Colonia was nice, worth checking out for the day. It’s this quaint little town that seems more like a tourist trap and a place that older people would enjoy, rather than a functioning city. Uruguay in general was a nice country but a couple days is all it takes to get the gist of it. I was ready to get somewhere more exciting after three nights. The beaches of Uruguay are nice but the countryside is pretty flat, reminiscent of the Midwestern United States with some rolling hills and farmland. I just don’t feel the energy that I feel in other countries like Chile, Argentina, Peru or Ecuador, it just seemed a little bit lifeless but maybe it was just the off season.
The sun set and I caught the Buquebus back to Buenos Aires. The problem was that I was set to get into BA at midnight or later which would make finding a hostel miserable. I determined on the boat ride that since I had a couple days to play with before my flight back home that I was going to go to Mendoza, Argentina. I got off the Buquebus and went through Argentine customs. I told the guy checking passports that I was gonna go to Mendoza and he got all excited and with a smile on his face he says in a robust voice, “Yo Soy de Mendoza”.

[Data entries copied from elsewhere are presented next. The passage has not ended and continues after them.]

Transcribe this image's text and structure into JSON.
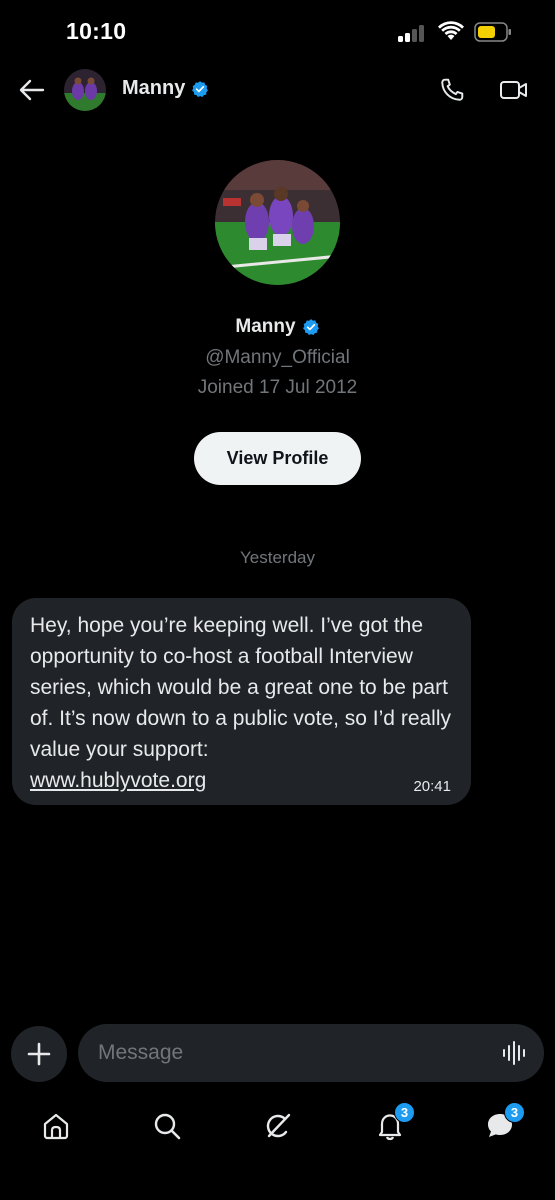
{
  "status_bar": {
    "time": "10:10"
  },
  "header": {
    "name": "Manny"
  },
  "profile": {
    "name": "Manny",
    "handle": "@Manny_Official",
    "joined": "Joined 17 Jul 2012",
    "view_profile_label": "View Profile"
  },
  "conversation": {
    "date_separator": "Yesterday",
    "messages": [
      {
        "text": "Hey, hope you’re keeping well. I’ve got the opportunity to co-host a football Interview series, which would be a great one to be part of. It’s now down to a public vote, so I’d really value your support:",
        "link": "www.hublyvote.org",
        "time": "20:41"
      }
    ]
  },
  "composer": {
    "placeholder": "Message"
  },
  "bottom_nav": {
    "items": [
      {
        "icon": "home-icon"
      },
      {
        "icon": "search-icon"
      },
      {
        "icon": "grok-icon"
      },
      {
        "icon": "notifications-icon",
        "badge": "3"
      },
      {
        "icon": "messages-icon",
        "badge": "3"
      }
    ]
  },
  "colors": {
    "background": "#000000",
    "bubble": "#202327",
    "accent": "#1d9bf0",
    "secondary_text": "#71767b",
    "battery": "#f4d000"
  }
}
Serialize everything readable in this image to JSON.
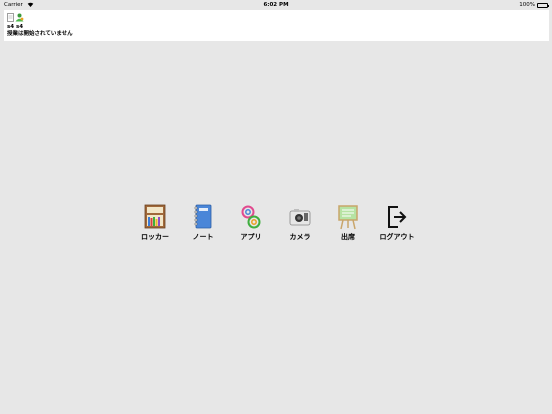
{
  "status_bar": {
    "carrier": "Carrier",
    "time": "6:02 PM",
    "battery": "100%"
  },
  "header": {
    "user": "s4 s4",
    "status": "授業は開始されていません"
  },
  "dock": {
    "items": [
      {
        "label": "ロッカー",
        "icon": "locker-icon"
      },
      {
        "label": "ノート",
        "icon": "notebook-icon"
      },
      {
        "label": "アプリ",
        "icon": "apps-icon"
      },
      {
        "label": "カメラ",
        "icon": "camera-icon"
      },
      {
        "label": "出席",
        "icon": "attendance-icon"
      },
      {
        "label": "ログアウト",
        "icon": "logout-icon"
      }
    ]
  }
}
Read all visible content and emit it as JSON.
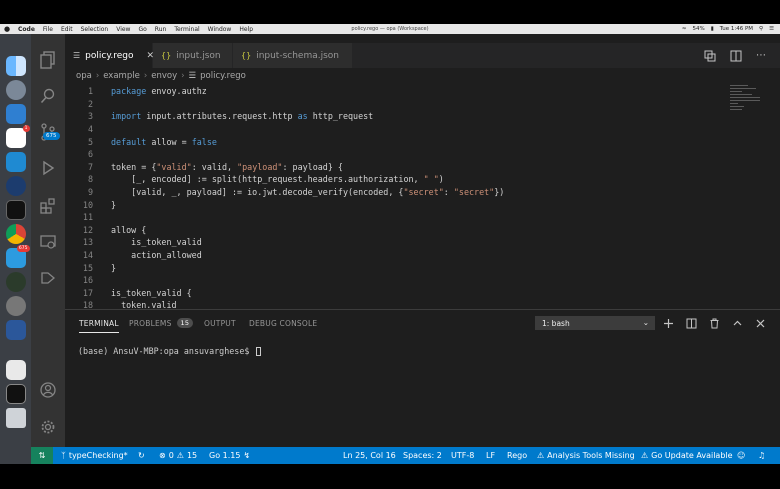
{
  "menubar": {
    "apple": "",
    "items": [
      "Code",
      "File",
      "Edit",
      "Selection",
      "View",
      "Go",
      "Run",
      "Terminal",
      "Window",
      "Help"
    ],
    "window_title": "policy.rego — opa (Workspace)",
    "battery": "54%",
    "clock": "Tue 1:46 PM"
  },
  "dock": {
    "badges": {
      "slack": "1",
      "ps": "675"
    }
  },
  "activity": {
    "scm_badge": "675"
  },
  "tabs": [
    {
      "label": "policy.rego",
      "icon": "policy-file-icon",
      "active": true
    },
    {
      "label": "input.json",
      "icon": "json-braces-icon",
      "active": false
    },
    {
      "label": "input-schema.json",
      "icon": "json-braces-icon",
      "active": false
    }
  ],
  "breadcrumb": [
    "opa",
    "example",
    "envoy",
    "policy.rego"
  ],
  "code_lines": [
    {
      "n": "1",
      "parts": [
        [
          "kw",
          "package"
        ],
        [
          "txt",
          " envoy.authz"
        ]
      ]
    },
    {
      "n": "2",
      "parts": []
    },
    {
      "n": "3",
      "parts": [
        [
          "kw",
          "import"
        ],
        [
          "txt",
          " input.attributes.request.http "
        ],
        [
          "kw",
          "as"
        ],
        [
          "txt",
          " http_request"
        ]
      ]
    },
    {
      "n": "4",
      "parts": []
    },
    {
      "n": "5",
      "parts": [
        [
          "kw",
          "default"
        ],
        [
          "txt",
          " allow = "
        ],
        [
          "kw",
          "false"
        ]
      ]
    },
    {
      "n": "6",
      "parts": []
    },
    {
      "n": "7",
      "parts": [
        [
          "txt",
          "token = {"
        ],
        [
          "str",
          "\"valid\""
        ],
        [
          "txt",
          ": valid, "
        ],
        [
          "str",
          "\"payload\""
        ],
        [
          "txt",
          ": payload} {"
        ]
      ]
    },
    {
      "n": "8",
      "parts": [
        [
          "txt",
          "    [_, encoded] := split(http_request.headers.authorization, "
        ],
        [
          "str",
          "\" \""
        ],
        [
          "txt",
          ")"
        ]
      ]
    },
    {
      "n": "9",
      "parts": [
        [
          "txt",
          "    [valid, _, payload] := io.jwt.decode_verify(encoded, {"
        ],
        [
          "str",
          "\"secret\""
        ],
        [
          "txt",
          ": "
        ],
        [
          "str",
          "\"secret\""
        ],
        [
          "txt",
          "})"
        ]
      ]
    },
    {
      "n": "10",
      "parts": [
        [
          "txt",
          "}"
        ]
      ]
    },
    {
      "n": "11",
      "parts": []
    },
    {
      "n": "12",
      "parts": [
        [
          "txt",
          "allow {"
        ]
      ]
    },
    {
      "n": "13",
      "parts": [
        [
          "txt",
          "    is_token_valid"
        ]
      ]
    },
    {
      "n": "14",
      "parts": [
        [
          "txt",
          "    action_allowed"
        ]
      ]
    },
    {
      "n": "15",
      "parts": [
        [
          "txt",
          "}"
        ]
      ]
    },
    {
      "n": "16",
      "parts": []
    },
    {
      "n": "17",
      "parts": [
        [
          "txt",
          "is_token_valid {"
        ]
      ]
    },
    {
      "n": "18",
      "parts": [
        [
          "txt",
          "  token.valid"
        ]
      ]
    }
  ],
  "panel": {
    "tabs": [
      {
        "label": "TERMINAL",
        "active": true
      },
      {
        "label": "PROBLEMS",
        "badge": "15",
        "active": false
      },
      {
        "label": "OUTPUT",
        "active": false
      },
      {
        "label": "DEBUG CONSOLE",
        "active": false
      }
    ],
    "terminal_select": "1: bash",
    "prompt": "(base) AnsuV-MBP:opa ansuvarghese$ "
  },
  "statusbar": {
    "branch": "typeChecking*",
    "errors": "0",
    "warnings": "15",
    "go_version": "Go 1.15",
    "position": "Ln 25, Col 16",
    "spaces": "Spaces: 2",
    "encoding": "UTF-8",
    "eol": "LF",
    "language": "Rego",
    "analysis": "Analysis Tools Missing",
    "go_update": "Go Update Available"
  },
  "colors": {
    "accent": "#007acc",
    "editor_bg": "#1e1e1e",
    "keyword": "#569cd6",
    "string": "#ce9178"
  }
}
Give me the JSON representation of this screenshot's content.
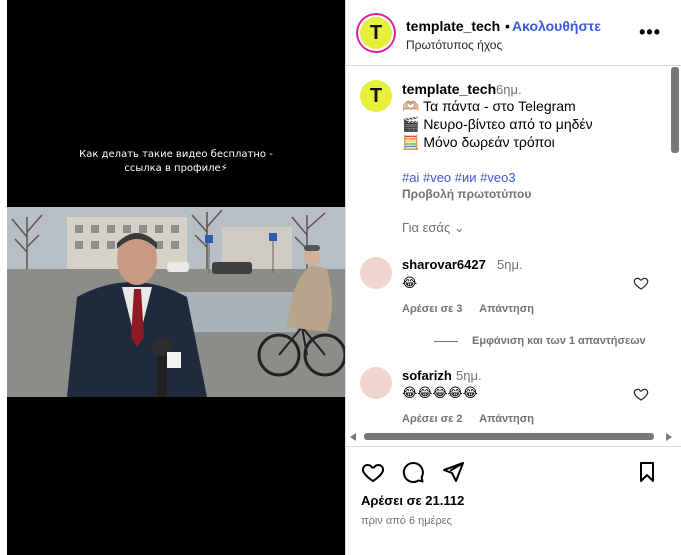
{
  "media": {
    "overlay_line1": "Как делать такие видео бесплатно -",
    "overlay_line2": "ссылка в профиле⚡"
  },
  "header": {
    "username": "template_tech",
    "separator": "•",
    "follow_label": "Ακολουθήστε",
    "audio_label": "Πρωτότυπος ήχος",
    "avatar_letter": "T"
  },
  "post": {
    "username": "template_tech",
    "time": "6ημ.",
    "lines": [
      "🫶🏼 Τα πάντα - στο Telegram",
      "🎬 Νευρο-βίντεο από το μηδέν",
      "🧮 Μόνο δωρεάν τρόποι"
    ],
    "hashtags": "#ai #veo #ии #veo3",
    "translation_label": "Προβολή πρωτοτύπου",
    "for_you_label": "Για εσάς ⌄"
  },
  "comments": [
    {
      "username": "sharovar6427",
      "time": "5ημ.",
      "text": "😂",
      "likes_label": "Αρέσει σε 3",
      "reply_label": "Απάντηση"
    },
    {
      "username": "sofarizh",
      "time": "5ημ.",
      "text": "😂😂😂😂😂",
      "likes_label": "Αρέσει σε 2",
      "reply_label": "Απάντηση"
    }
  ],
  "view_replies_label": "Εμφάνιση και των 1 απαντήσεων",
  "footer": {
    "likes_label": "Αρέσει σε 21.112",
    "date_label": "πριν από 6 ημέρες"
  },
  "colors": {
    "link": "#3a5bd9",
    "avatar_bg": "#e7ef3a",
    "muted": "#737373"
  }
}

My plan after getting through customs was to first go to the Retiro bus station and check the schedule for busses to Mendoza for the following day. I got out of the Buquebus building in Puerto Madero and decided to walk to the bus station. Looking back, this was a completely stupid decision. Walking alone in a desolate part of town at midnight in Buenos Aires with all my belongings on my back was completely idiotic. I should have taken a cab. The streets were completely empty except for this nice little stray dog that followed me all the way to the station like a guardian angel. Obviously he was looking for food but regardless it was nice to have a companion. I got to the station and was asking the bus companies what time the buses left for Mendoza. I found out everything left early in the morning, around 5 or 6 AM. It was already almost 1 AM so getting a hostel and trying to make it back to the bus station for an early bus was completely pointless. I decided to push my luck again and try to sleep in the bus station. This was traveling improvisation at its best! I found a little spot under these chairs and used my towel as a blanket. Retiro bus station is the main terminal in Buenos Aires and is not the safest place to hang out, let alone sleep at. There are just as many shady characters hanging out in Retiro than in the streets of BA, so it was a miserable and nervous sleep. Anyone that has ever tried to sleep at an airport knows the feeling of trying to pull this off, let alone trying to sleep at a place where there is a chance you may get robbed. Late in the night this kid nudges me awake and tells me something like “Cuidado, hay ladrones” and points at my backpack. It was a good warning and a reminder to keep sharp in this hostile territory. I moved my backpack further behind me and went back to sleep for a couple more hours.